  1. Paul Reidy says:

    How can Ireland have different interest rates to France when they are both in the euro zone?

  2. skh.pcola says:

    Is Pakistan really, actually a “major economy?” That seems to be a stretch of the definition, eh? Why not throw Zimbabwe into the mix? What’s that old saying? “There are lies…”

  3. Ted Sulliva says:

    ECON 101: Anyone else find it interesting that countries with the lowest interest rates also tend to be rank highly on the Index of Economic Freedom (http://www.heritage.org/Index/topten.cfm)? Could it be that deep and liquid financial markets do better at stabilizing economies and spreading risk, thus reducing interest rates? Seems to me that there is a pretty strong relationship here, one which conflicts with a paper linked here a few weeks ago arguing that spreading of risk magnifies systemic risk. I dont buy it.

  4. egghat says:

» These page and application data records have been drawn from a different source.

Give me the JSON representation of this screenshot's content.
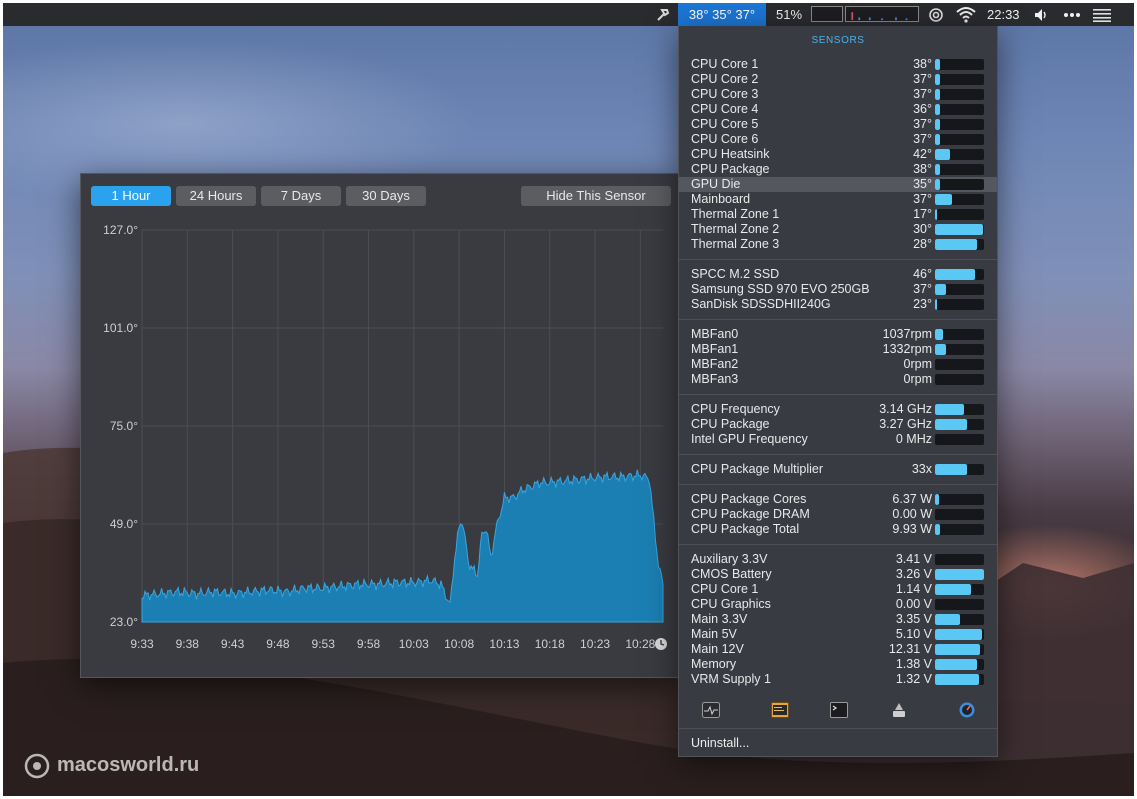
{
  "menubar": {
    "temps": "38° 35° 37°",
    "battery": "51%",
    "time": "22:33",
    "icons": [
      "hammer-icon",
      "cpu-graph-icon",
      "network-graph-icon",
      "airdrop-icon",
      "wifi-icon",
      "volume-icon",
      "more-icon",
      "list-icon"
    ]
  },
  "chart_window": {
    "buttons": [
      "1 Hour",
      "24 Hours",
      "7 Days",
      "30 Days"
    ],
    "active_button": "1 Hour",
    "hide_button": "Hide This Sensor",
    "clock_icon": "clock-icon"
  },
  "chart_data": {
    "type": "area",
    "title": "",
    "xlabel": "",
    "ylabel": "",
    "ylim": [
      23.0,
      127.0
    ],
    "y_ticks": [
      "127.0°",
      "101.0°",
      "75.0°",
      "49.0°",
      "23.0°"
    ],
    "x_ticks": [
      "9:33",
      "9:38",
      "9:43",
      "9:48",
      "9:53",
      "9:58",
      "10:03",
      "10:08",
      "10:13",
      "10:18",
      "10:23",
      "10:28"
    ],
    "color": "#1b7fb3",
    "series": [
      {
        "name": "",
        "points": [
          [
            "9:33",
            30
          ],
          [
            "9:35",
            30.5
          ],
          [
            "9:37",
            31
          ],
          [
            "9:39",
            30.5
          ],
          [
            "9:41",
            31
          ],
          [
            "9:43",
            30.5
          ],
          [
            "9:45",
            31
          ],
          [
            "9:47",
            31.5
          ],
          [
            "9:49",
            31
          ],
          [
            "9:51",
            32
          ],
          [
            "9:53",
            32
          ],
          [
            "9:55",
            32.5
          ],
          [
            "9:57",
            33
          ],
          [
            "9:59",
            33
          ],
          [
            "10:01",
            33.5
          ],
          [
            "10:03",
            33.5
          ],
          [
            "10:05",
            34
          ],
          [
            "10:06",
            33
          ],
          [
            "10:07",
            27.5
          ],
          [
            "10:07:30",
            40
          ],
          [
            "10:08",
            48
          ],
          [
            "10:08:20",
            50
          ],
          [
            "10:08:40",
            45
          ],
          [
            "10:09",
            39
          ],
          [
            "10:09:30",
            37
          ],
          [
            "10:10",
            35.5
          ],
          [
            "10:10:30",
            46
          ],
          [
            "10:11",
            48
          ],
          [
            "10:11:30",
            40
          ],
          [
            "10:12",
            47
          ],
          [
            "10:13",
            56
          ],
          [
            "10:14",
            56
          ],
          [
            "10:15",
            58
          ],
          [
            "10:16",
            59
          ],
          [
            "10:17",
            60
          ],
          [
            "10:18",
            60
          ],
          [
            "10:20",
            60.5
          ],
          [
            "10:22",
            61
          ],
          [
            "10:24",
            61.5
          ],
          [
            "10:26",
            61.5
          ],
          [
            "10:28",
            62
          ],
          [
            "10:29",
            61
          ],
          [
            "10:30",
            38
          ],
          [
            "10:30:30",
            33
          ]
        ]
      }
    ]
  },
  "panel": {
    "title": "SENSORS",
    "groups": [
      [
        {
          "name": "CPU Core 1",
          "value": "38°",
          "fill": 0.11
        },
        {
          "name": "CPU Core 2",
          "value": "37°",
          "fill": 0.11
        },
        {
          "name": "CPU Core 3",
          "value": "37°",
          "fill": 0.11
        },
        {
          "name": "CPU Core 4",
          "value": "36°",
          "fill": 0.1
        },
        {
          "name": "CPU Core 5",
          "value": "37°",
          "fill": 0.11
        },
        {
          "name": "CPU Core 6",
          "value": "37°",
          "fill": 0.11
        },
        {
          "name": "CPU Heatsink",
          "value": "42°",
          "fill": 0.3
        },
        {
          "name": "CPU Package",
          "value": "38°",
          "fill": 0.11
        },
        {
          "name": "GPU Die",
          "value": "35°",
          "fill": 0.1,
          "highlight": true
        },
        {
          "name": "Mainboard",
          "value": "37°",
          "fill": 0.35
        },
        {
          "name": "Thermal Zone 1",
          "value": "17°",
          "fill": 0.05
        },
        {
          "name": "Thermal Zone 2",
          "value": "30°",
          "fill": 0.98
        },
        {
          "name": "Thermal Zone 3",
          "value": "28°",
          "fill": 0.86
        }
      ],
      [
        {
          "name": "SPCC M.2 SSD",
          "value": "46°",
          "fill": 0.82
        },
        {
          "name": "Samsung SSD 970 EVO 250GB",
          "value": "37°",
          "fill": 0.22
        },
        {
          "name": "SanDisk SDSSDHII240G",
          "value": "23°",
          "fill": 0.04
        }
      ],
      [
        {
          "name": "MBFan0",
          "value": "1037rpm",
          "fill": 0.16
        },
        {
          "name": "MBFan1",
          "value": "1332rpm",
          "fill": 0.22
        },
        {
          "name": "MBFan2",
          "value": "0rpm",
          "fill": 0
        },
        {
          "name": "MBFan3",
          "value": "0rpm",
          "fill": 0
        }
      ],
      [
        {
          "name": "CPU Frequency",
          "value": "3.14 GHz",
          "fill": 0.6
        },
        {
          "name": "CPU Package",
          "value": "3.27 GHz",
          "fill": 0.65
        },
        {
          "name": "Intel GPU Frequency",
          "value": "0 MHz",
          "fill": 0
        }
      ],
      [
        {
          "name": "CPU Package Multiplier",
          "value": "33x",
          "fill": 0.65
        }
      ],
      [
        {
          "name": "CPU Package Cores",
          "value": "6.37 W",
          "fill": 0.08
        },
        {
          "name": "CPU Package DRAM",
          "value": "0.00 W",
          "fill": 0
        },
        {
          "name": "CPU Package Total",
          "value": "9.93 W",
          "fill": 0.1
        }
      ],
      [
        {
          "name": "Auxiliary 3.3V",
          "value": "3.41 V",
          "fill": 0
        },
        {
          "name": "CMOS Battery",
          "value": "3.26 V",
          "fill": 1.0
        },
        {
          "name": "CPU Core 1",
          "value": "1.14 V",
          "fill": 0.74
        },
        {
          "name": "CPU Graphics",
          "value": "0.00 V",
          "fill": 0
        },
        {
          "name": "Main 3.3V",
          "value": "3.35 V",
          "fill": 0.5
        },
        {
          "name": "Main 5V",
          "value": "5.10 V",
          "fill": 0.95
        },
        {
          "name": "Main 12V",
          "value": "12.31 V",
          "fill": 0.92
        },
        {
          "name": "Memory",
          "value": "1.38 V",
          "fill": 0.86
        },
        {
          "name": "VRM Supply 1",
          "value": "1.32 V",
          "fill": 0.9
        }
      ]
    ],
    "footer_icons": [
      "activity-monitor-icon",
      "console-icon",
      "terminal-icon",
      "disk-utility-icon",
      "istat-icon"
    ],
    "uninstall": "Uninstall..."
  },
  "watermark": "macosworld.ru"
}
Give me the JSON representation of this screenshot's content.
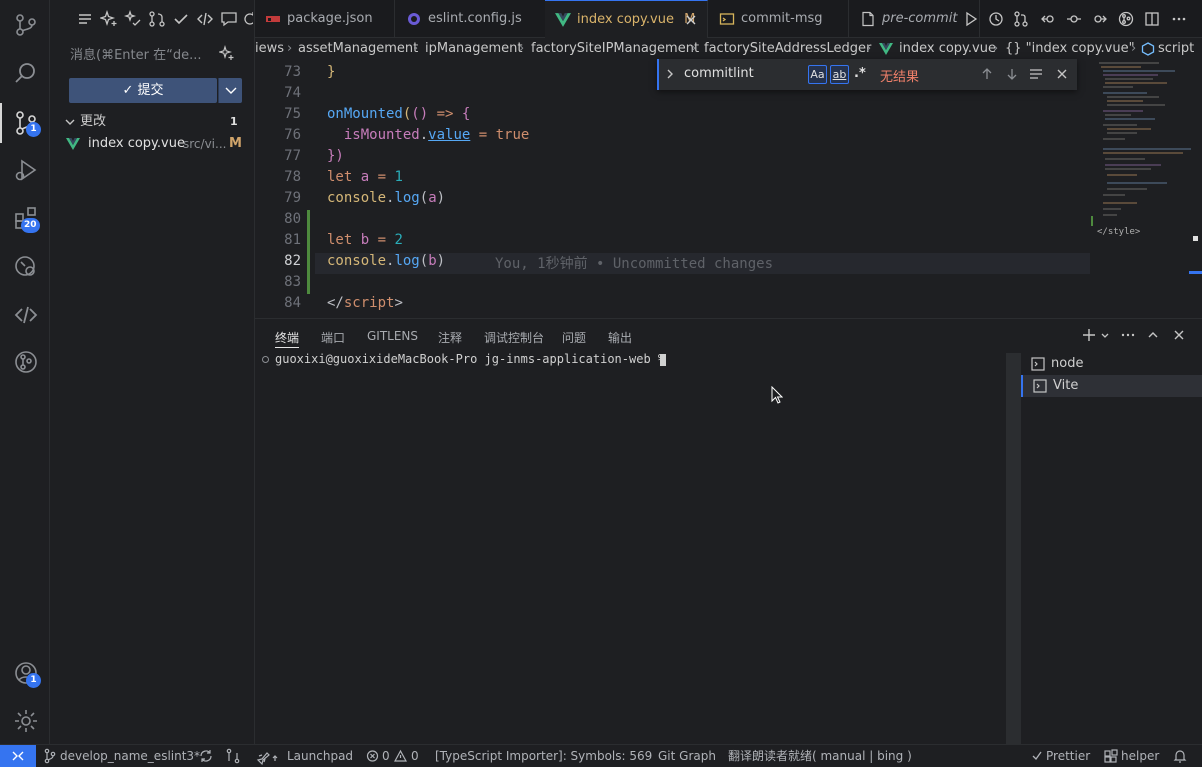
{
  "activity": {
    "scm_badge": "1",
    "extensions_badge": "20",
    "accounts_badge": "1"
  },
  "sidebar": {
    "message_placeholder": "消息(⌘Enter 在“de...",
    "commit_label": "✓ 提交",
    "changes_header": "更改",
    "changes_count": "1",
    "file": {
      "name": "index copy.vue",
      "path": "src/vi...",
      "status": "M"
    }
  },
  "tabs": [
    {
      "label": "package.json"
    },
    {
      "label": "eslint.config.js"
    },
    {
      "label": "index copy.vue",
      "status": "M"
    },
    {
      "label": "commit-msg"
    },
    {
      "label": "pre-commit"
    }
  ],
  "breadcrumb": {
    "parts": [
      "iews",
      "assetManagement",
      "ipManagement",
      "factorySiteIPManagement",
      "factorySiteAddressLedger",
      "index copy.vue",
      "{} \"index copy.vue\"",
      "script"
    ]
  },
  "editor": {
    "line_numbers": [
      "73",
      "74",
      "75",
      "76",
      "77",
      "78",
      "79",
      "80",
      "81",
      "82",
      "83",
      "84"
    ],
    "blame": "You, 1秒钟前 • Uncommitted changes",
    "minimap_style": "</style>"
  },
  "find": {
    "query": "commitlint",
    "case_label": "Aa",
    "word_label": "ab",
    "regex_label": ".*",
    "result": "无结果"
  },
  "panel": {
    "tabs": [
      "终端",
      "端口",
      "GITLENS",
      "注释",
      "调试控制台",
      "问题",
      "输出"
    ],
    "prompt": "guoxixi@guoxixideMacBook-Pro jg-inms-application-web %",
    "terminals": [
      "node",
      "Vite"
    ]
  },
  "status": {
    "branch": "develop_name_eslint3*",
    "launchpad": "Launchpad",
    "errors": "0",
    "warnings": "0",
    "ts_importer": "[TypeScript Importer]: Symbols: 569",
    "git_graph": "Git Graph",
    "translator": "翻译朗读者就绪( manual | bing )",
    "prettier": "Prettier",
    "helper": "helper"
  },
  "colors": {
    "accent": "#3574f0",
    "added_gutter": "#4e8a3e",
    "no_result": "#f0806a"
  }
}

    Ireland might be an error. There are different rates in the Eurozone, but the differences are very small. The reason of course is the rating. So German bonds (AAA) always yield a little bit less than Italian bonds (AA). But Ireland can’t be that much better than Germany.
    Perhaps Ireland didn’t issue a suitable 2 year bond for the comparison and Bloomberg took one with 1,5 years maturity. Just a wild guess.